Many clergy and lay persons come to Camp Allen to retreat while serving as a Chaplain-in-Residence. They serve for a week—from Monday afternoon through Sunday morning--leading Morning and Evening Prayer twice daily, and celebrating or assisting with the Holy Eucharist on Sunday. With those minimal, but important, responsibilities, chaplains-in-residence have an abundance of free time to simply “be,” to read and study, to walk and exercise, to rest and sleep, to keep silence, to pray, to listen for heavenly wisdom from God, and to intentionally choose solitude and create a space wherein God may dwell.
In what he calls an abstract reflection on his experience of serving as a Chaplain-in-Residence, the Rev. Mitch Tollett, Rector of St. Francis in Tyler, writes: “Morning Prayer in the Pines—listening to the sound of the wind running through the trees—flowers, bricks, bushes and a fire pit—the peace, the quiet, the comfort—the smell of bacon—the tearing of the fabric of time and space that the ringing bell causes, realizing that the call to prayer is compelling and loud—the cold water from the font serving as a reminder of being marked as Christ’s own forever—the smell of lighting the candles—then the prayer, never said alone—never alone even when we mark it down as one.”

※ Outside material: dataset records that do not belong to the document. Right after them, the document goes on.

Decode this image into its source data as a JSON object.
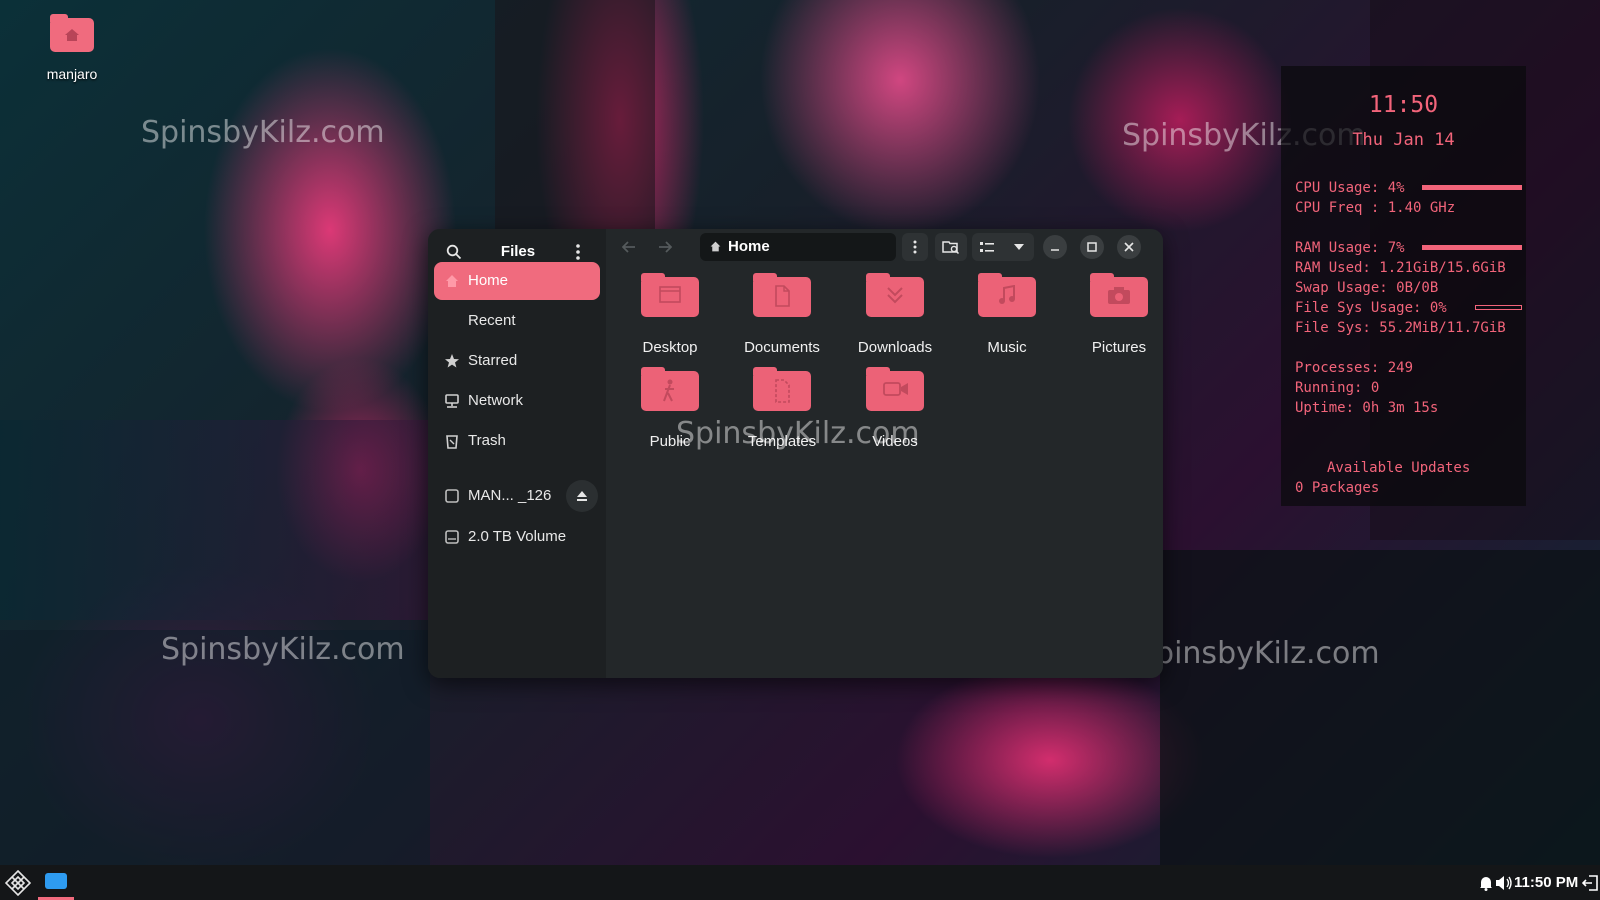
{
  "desktop": {
    "icon_label": "manjaro",
    "watermarks": [
      "SpinsbyKilz.com",
      "SpinsbyKilz.com",
      "SpinsbyKilz.com",
      "SpinsbyKilz.com",
      "SpinsbyKilz.com"
    ]
  },
  "conky": {
    "time": "11:50",
    "date": "Thu Jan 14",
    "cpu_usage": "CPU Usage: 4%",
    "cpu_freq": "CPU Freq : 1.40 GHz",
    "ram_usage": "RAM Usage: 7%",
    "ram_used": "RAM Used: 1.21GiB/15.6GiB",
    "swap_usage": "Swap Usage: 0B/0B",
    "fs_usage": "File Sys Usage:  0%",
    "fs": "File Sys: 55.2MiB/11.7GiB",
    "processes": "Processes: 249",
    "running": "Running: 0",
    "uptime": "Uptime: 0h 3m 15s",
    "updates_title": "Available Updates",
    "updates_count": "0 Packages",
    "cpu_level": 0.04,
    "ram_level": 0.07,
    "fs_level": 0.0
  },
  "files": {
    "title": "Files",
    "path": "Home",
    "sidebar": [
      {
        "label": "Home",
        "icon": "home-icon",
        "active": true
      },
      {
        "label": "Recent",
        "icon": "clock-icon"
      },
      {
        "label": "Starred",
        "icon": "star-icon"
      },
      {
        "label": "Network",
        "icon": "network-icon"
      },
      {
        "label": "Trash",
        "icon": "trash-icon"
      }
    ],
    "devices": [
      {
        "label": "MAN...  _126",
        "icon": "drive-icon"
      },
      {
        "label": "2.0 TB Volume",
        "icon": "drive-icon"
      }
    ],
    "items": [
      {
        "label": "Desktop",
        "icon": "desktop-folder-icon"
      },
      {
        "label": "Documents",
        "icon": "documents-folder-icon"
      },
      {
        "label": "Downloads",
        "icon": "downloads-folder-icon"
      },
      {
        "label": "Music",
        "icon": "music-folder-icon"
      },
      {
        "label": "Pictures",
        "icon": "pictures-folder-icon"
      },
      {
        "label": "Public",
        "icon": "public-folder-icon"
      },
      {
        "label": "Templates",
        "icon": "templates-folder-icon"
      },
      {
        "label": "Videos",
        "icon": "videos-folder-icon"
      }
    ]
  },
  "taskbar": {
    "clock": "11:50 PM"
  },
  "colors": {
    "accent": "#f06b7e",
    "conky_text": "#f2647a",
    "window_bg": "#232729",
    "sidebar_bg": "#1d2022"
  }
}
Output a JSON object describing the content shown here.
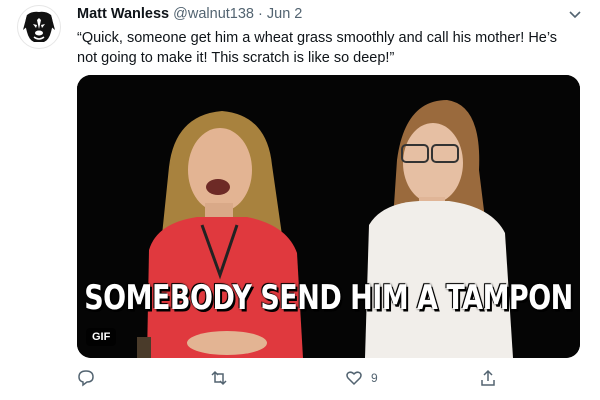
{
  "tweet": {
    "author_name": "Matt Wanless",
    "handle": "@walnut138",
    "separator": "·",
    "date": "Jun 2",
    "text": "“Quick, someone get him a wheat grass smoothly and call his mother! He’s not going to make it! This scratch is like so deep!”"
  },
  "media": {
    "caption": "SOMEBODY SEND HIM A TAMPON",
    "badge": "GIF"
  },
  "actions": {
    "reply_count": "",
    "retweet_count": "",
    "like_count": "9"
  },
  "colors": {
    "text_secondary": "#536471",
    "icon_gray": "#536471",
    "media_background": "#050505"
  },
  "icons": [
    "dog-avatar-icon",
    "chevron-down-icon",
    "reply-icon",
    "retweet-icon",
    "like-icon",
    "share-icon"
  ]
}
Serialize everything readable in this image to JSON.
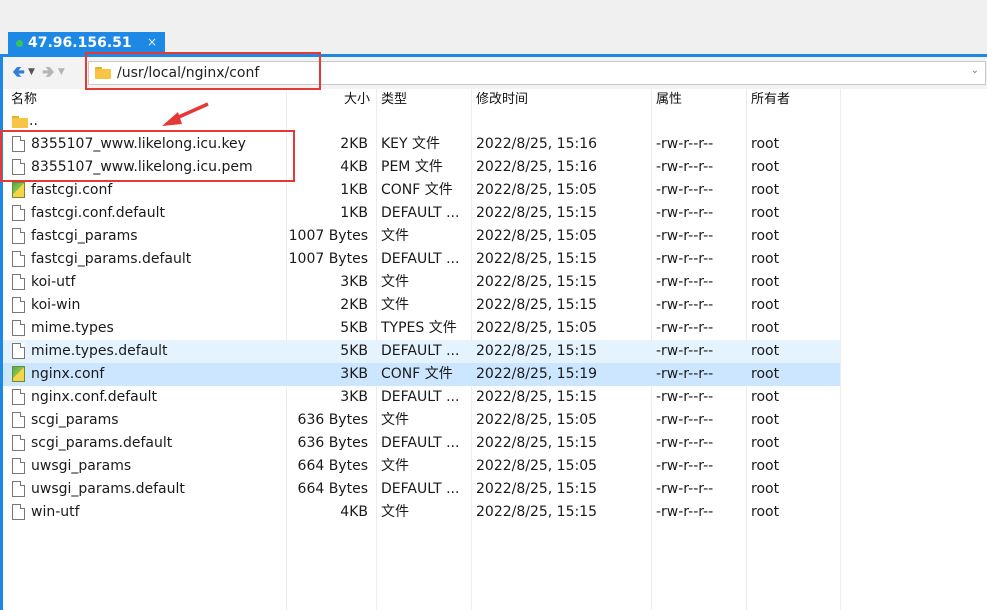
{
  "tab": {
    "title": "47.96.156.51",
    "close": "×"
  },
  "toolbar": {
    "path": "/usr/local/nginx/conf",
    "back_icon": "arrow-left-icon",
    "forward_icon": "arrow-right-icon"
  },
  "columns": {
    "name": "名称",
    "size": "大小",
    "type": "类型",
    "modified": "修改时间",
    "attrs": "属性",
    "owner": "所有者"
  },
  "parent_dir": "..",
  "files": [
    {
      "name": "8355107_www.likelong.icu.key",
      "size": "2KB",
      "type": "KEY 文件",
      "modified": "2022/8/25, 15:16",
      "attrs": "-rw-r--r--",
      "owner": "root",
      "icon": "file-icon"
    },
    {
      "name": "8355107_www.likelong.icu.pem",
      "size": "4KB",
      "type": "PEM 文件",
      "modified": "2022/8/25, 15:16",
      "attrs": "-rw-r--r--",
      "owner": "root",
      "icon": "file-icon"
    },
    {
      "name": "fastcgi.conf",
      "size": "1KB",
      "type": "CONF 文件",
      "modified": "2022/8/25, 15:05",
      "attrs": "-rw-r--r--",
      "owner": "root",
      "icon": "conf-file-icon"
    },
    {
      "name": "fastcgi.conf.default",
      "size": "1KB",
      "type": "DEFAULT ...",
      "modified": "2022/8/25, 15:15",
      "attrs": "-rw-r--r--",
      "owner": "root",
      "icon": "file-icon"
    },
    {
      "name": "fastcgi_params",
      "size": "1007 Bytes",
      "type": "文件",
      "modified": "2022/8/25, 15:05",
      "attrs": "-rw-r--r--",
      "owner": "root",
      "icon": "file-icon"
    },
    {
      "name": "fastcgi_params.default",
      "size": "1007 Bytes",
      "type": "DEFAULT ...",
      "modified": "2022/8/25, 15:15",
      "attrs": "-rw-r--r--",
      "owner": "root",
      "icon": "file-icon"
    },
    {
      "name": "koi-utf",
      "size": "3KB",
      "type": "文件",
      "modified": "2022/8/25, 15:15",
      "attrs": "-rw-r--r--",
      "owner": "root",
      "icon": "file-icon"
    },
    {
      "name": "koi-win",
      "size": "2KB",
      "type": "文件",
      "modified": "2022/8/25, 15:15",
      "attrs": "-rw-r--r--",
      "owner": "root",
      "icon": "file-icon"
    },
    {
      "name": "mime.types",
      "size": "5KB",
      "type": "TYPES 文件",
      "modified": "2022/8/25, 15:05",
      "attrs": "-rw-r--r--",
      "owner": "root",
      "icon": "file-icon"
    },
    {
      "name": "mime.types.default",
      "size": "5KB",
      "type": "DEFAULT ...",
      "modified": "2022/8/25, 15:15",
      "attrs": "-rw-r--r--",
      "owner": "root",
      "icon": "file-icon"
    },
    {
      "name": "nginx.conf",
      "size": "3KB",
      "type": "CONF 文件",
      "modified": "2022/8/25, 15:19",
      "attrs": "-rw-r--r--",
      "owner": "root",
      "icon": "conf-file-icon"
    },
    {
      "name": "nginx.conf.default",
      "size": "3KB",
      "type": "DEFAULT ...",
      "modified": "2022/8/25, 15:15",
      "attrs": "-rw-r--r--",
      "owner": "root",
      "icon": "file-icon"
    },
    {
      "name": "scgi_params",
      "size": "636 Bytes",
      "type": "文件",
      "modified": "2022/8/25, 15:05",
      "attrs": "-rw-r--r--",
      "owner": "root",
      "icon": "file-icon"
    },
    {
      "name": "scgi_params.default",
      "size": "636 Bytes",
      "type": "DEFAULT ...",
      "modified": "2022/8/25, 15:15",
      "attrs": "-rw-r--r--",
      "owner": "root",
      "icon": "file-icon"
    },
    {
      "name": "uwsgi_params",
      "size": "664 Bytes",
      "type": "文件",
      "modified": "2022/8/25, 15:05",
      "attrs": "-rw-r--r--",
      "owner": "root",
      "icon": "file-icon"
    },
    {
      "name": "uwsgi_params.default",
      "size": "664 Bytes",
      "type": "DEFAULT ...",
      "modified": "2022/8/25, 15:15",
      "attrs": "-rw-r--r--",
      "owner": "root",
      "icon": "file-icon"
    },
    {
      "name": "win-utf",
      "size": "4KB",
      "type": "文件",
      "modified": "2022/8/25, 15:15",
      "attrs": "-rw-r--r--",
      "owner": "root",
      "icon": "file-icon"
    }
  ],
  "hover_index": 9,
  "selected_index": 10,
  "colors": {
    "accent": "#1e88e5",
    "annotation": "#e53935",
    "selected": "#cce6ff",
    "hover": "#e5f3ff",
    "folder": "#f7c543"
  }
}
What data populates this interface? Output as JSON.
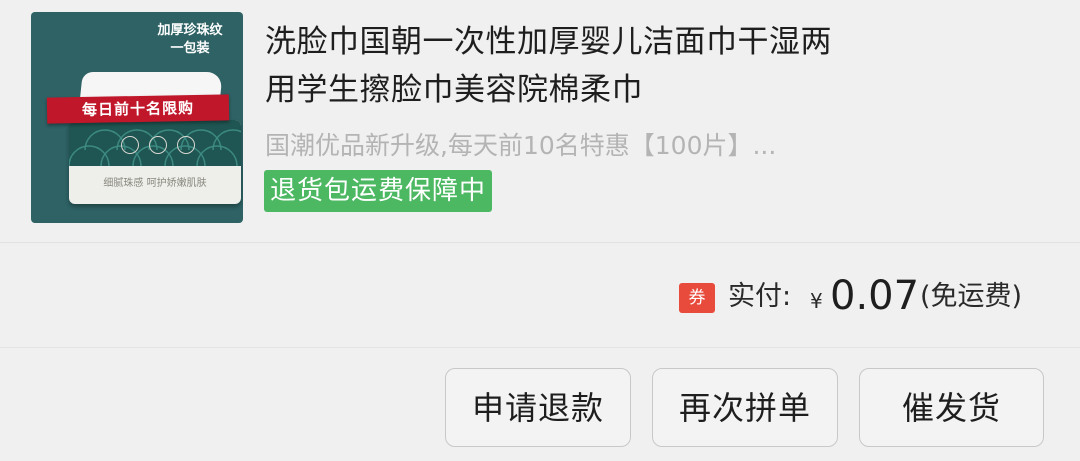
{
  "product": {
    "image": {
      "caption_line1": "加厚珍珠纹",
      "caption_line2": "一包装",
      "banner": "每日前十名限购",
      "pack_text": "细腻珠感 呵护娇嫩肌肤"
    },
    "title_line1": "洗脸巾国朝一次性加厚婴儿洁面巾干湿两",
    "title_line2": "用学生擦脸巾美容院棉柔巾",
    "subtitle": "国潮优品新升级,每天前10名特惠【100片】...",
    "guarantee_tag": "退货包运费保障中"
  },
  "payment": {
    "coupon_badge": "券",
    "label": "实付:",
    "currency": "¥",
    "amount": "0.07",
    "shipping_note": "(免运费)"
  },
  "actions": {
    "refund": "申请退款",
    "reorder": "再次拼单",
    "urge_shipping": "催发货"
  },
  "colors": {
    "guarantee_green": "#4cb862",
    "coupon_red": "#e84a3c",
    "thumb_teal": "#2e6265",
    "banner_red": "#c0172a"
  }
}
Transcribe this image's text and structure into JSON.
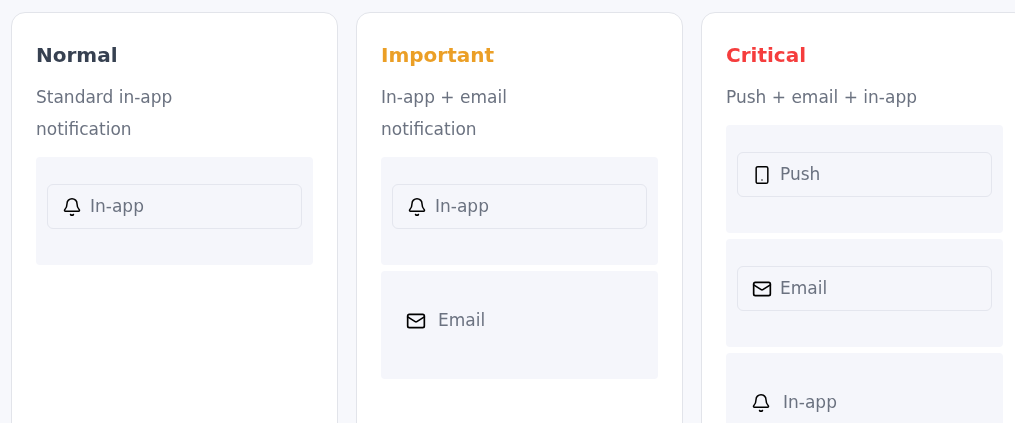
{
  "levels": [
    {
      "title": "Normal",
      "color": "#374151",
      "description": "Standard in-app notification",
      "channels": [
        {
          "kind": "bell",
          "label": "In-app",
          "framed": true
        }
      ]
    },
    {
      "title": "Important",
      "color": "#eb9f26",
      "description": "In-app + email notification",
      "channels": [
        {
          "kind": "bell",
          "label": "In-app",
          "framed": true
        },
        {
          "kind": "mail",
          "label": "Email",
          "framed": false
        }
      ]
    },
    {
      "title": "Critical",
      "color": "#f53d3d",
      "description": "Push + email + in-app",
      "channels": [
        {
          "kind": "phone",
          "label": "Push",
          "framed": true
        },
        {
          "kind": "mail",
          "label": "Email",
          "framed": true
        },
        {
          "kind": "bell",
          "label": "In-app",
          "framed": false
        }
      ]
    }
  ]
}
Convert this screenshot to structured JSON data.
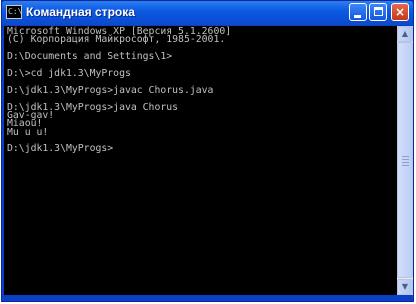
{
  "window": {
    "title": "Командная строка",
    "icon_name": "cmd-icon",
    "icon_text": "C:\\",
    "controls": {
      "minimize": "minimize",
      "maximize": "maximize",
      "close": "×"
    }
  },
  "console": {
    "lines": [
      "Microsoft Windows XP [Версия 5.1.2600]",
      "(С) Корпорация Майкрософт, 1985-2001.",
      "",
      "D:\\Documents and Settings\\1>",
      "",
      "D:\\>cd jdk1.3\\MyProgs",
      "",
      "D:\\jdk1.3\\MyProgs>javac Chorus.java",
      "",
      "D:\\jdk1.3\\MyProgs>java Chorus",
      "Gav-gav!",
      "Miaou!",
      "Mu u u!",
      "",
      "D:\\jdk1.3\\MyProgs>"
    ],
    "text_color": "#c0c0c0",
    "background": "#000000"
  },
  "scrollbar": {
    "up_arrow": "▲",
    "down_arrow": "▼"
  },
  "colors": {
    "titlebar": "#0c5ae3",
    "close_button": "#c23a18"
  }
}
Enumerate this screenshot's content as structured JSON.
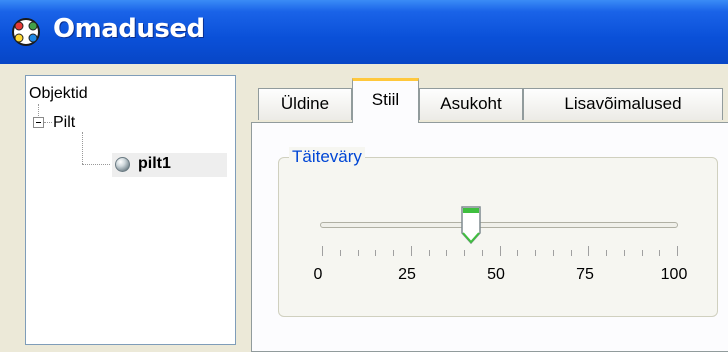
{
  "window": {
    "title": "Omadused",
    "icon": "properties-gear-icon"
  },
  "tree": {
    "root_label": "Objektid",
    "group_label": "Pilt",
    "leaf_label": "pilt1",
    "leaf_icon": "sphere-icon"
  },
  "tabs": [
    {
      "label": "Üldine"
    },
    {
      "label": "Stiil"
    },
    {
      "label": "Asukoht"
    },
    {
      "label": "Lisavõimalused"
    }
  ],
  "active_tab": "Stiil",
  "fill_group": {
    "title": "Täiteväry",
    "slider_min": 0,
    "slider_max": 100,
    "slider_value": 42,
    "tick_labels": [
      "0",
      "25",
      "50",
      "75",
      "100"
    ]
  },
  "colors": {
    "titlebar": "#0a50d8",
    "active_tab_accent": "#ffc83c",
    "group_title": "#0046d5",
    "slider_thumb_fill": "#3fbf3f"
  }
}
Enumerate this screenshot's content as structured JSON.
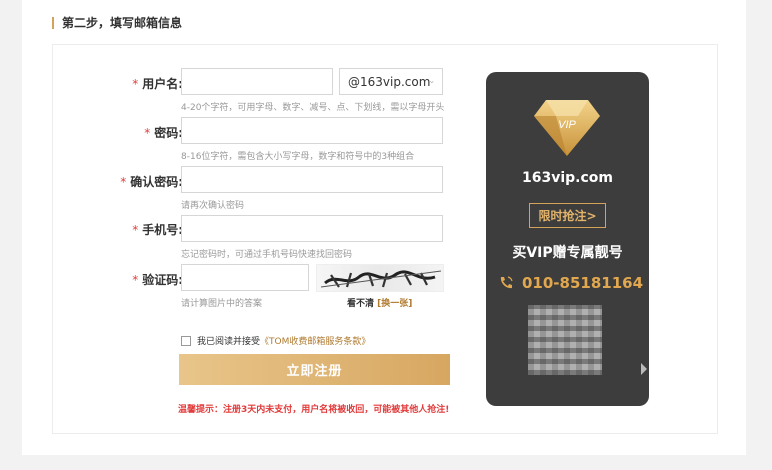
{
  "section": {
    "title": "第二步，填写邮箱信息"
  },
  "form": {
    "required_mark": "*",
    "username": {
      "label": "用户名:",
      "value": "",
      "hint": "4-20个字符，可用字母、数字、减号、点、下划线，需以字母开头"
    },
    "domain": {
      "selected": "@163vip.com"
    },
    "password": {
      "label": "密码:",
      "value": "",
      "hint": "8-16位字符，需包含大小写字母，数字和符号中的3种组合"
    },
    "confirm": {
      "label": "确认密码:",
      "value": "",
      "hint": "请再次确认密码"
    },
    "phone": {
      "label": "手机号:",
      "value": "",
      "hint": "忘记密码时，可通过手机号码快速找回密码"
    },
    "captcha": {
      "label": "验证码:",
      "value": "",
      "hint": "请计算图片中的答案",
      "refresh_prefix": "看不清 ",
      "refresh_link": "[换一张]"
    },
    "agree": {
      "text": "我已阅读并接受",
      "terms": "《TOM收费邮箱服务条款》"
    },
    "submit_label": "立即注册",
    "warning": "温馨提示：注册3天内未支付，用户名将被收回，可能被其他人抢注!"
  },
  "vip_panel": {
    "badge_text": "VIP",
    "site": "163vip.com",
    "rush_label": "限时抢注>",
    "slogan": "买VIP赠专属靓号",
    "phone": "010-85181164"
  },
  "colors": {
    "accent": "#d4a35a",
    "warning": "#e23b3b",
    "panel_bg": "#3d3d3d"
  }
}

If you are a Clergyperson or a Licensed Worship Leader and would like to learn more about the Chaplain-in-Residence Program at Camp Allen, please contact The Rev. Lacy Largent, Camp Allen’s Spiritual Director, at email@example.com